TASK ITEM:
Scan the material below for the string "label". Report every line that has it.

== Segment start ==

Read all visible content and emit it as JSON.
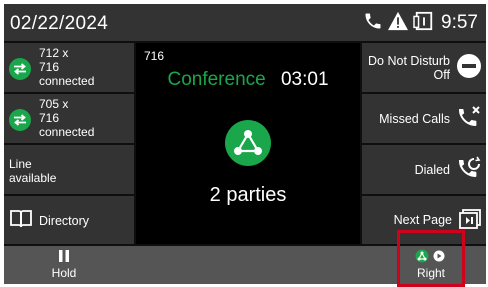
{
  "status_bar": {
    "date": "02/22/2024",
    "time": "9:57",
    "icons": [
      "phone-icon",
      "warning-icon",
      "voicemail-icon"
    ]
  },
  "lines": [
    {
      "line1": "712 x",
      "line2": "716",
      "state": "connected",
      "icon": "call-transfer-icon"
    },
    {
      "line1": "705 x",
      "line2": "716",
      "state": "connected",
      "icon": "call-transfer-icon"
    },
    {
      "line1": "Line",
      "line2": "available"
    }
  ],
  "directory": {
    "label": "Directory",
    "icon": "book-icon"
  },
  "center": {
    "extension": "716",
    "title": "Conference",
    "timer": "03:01",
    "parties": "2 parties",
    "icon": "conference-icon"
  },
  "right_keys": [
    {
      "line1": "Do Not Disturb",
      "line2": "Off",
      "icon": "do-not-disturb-icon"
    },
    {
      "label": "Missed Calls",
      "icon": "missed-call-icon"
    },
    {
      "label": "Dialed",
      "icon": "dialed-call-icon"
    },
    {
      "label": "Next Page",
      "icon": "next-page-icon"
    }
  ],
  "softkeys": {
    "hold": "Hold",
    "right": "Right"
  },
  "colors": {
    "accent": "#1aa64a",
    "panel": "#333333",
    "softbar": "#555555",
    "highlight": "#d0021b"
  }
}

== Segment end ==

YOUR RESPONSE:
    "label": "Directory",
      "label": "Missed Calls",
      "label": "Dialed",
      "label": "Next Page",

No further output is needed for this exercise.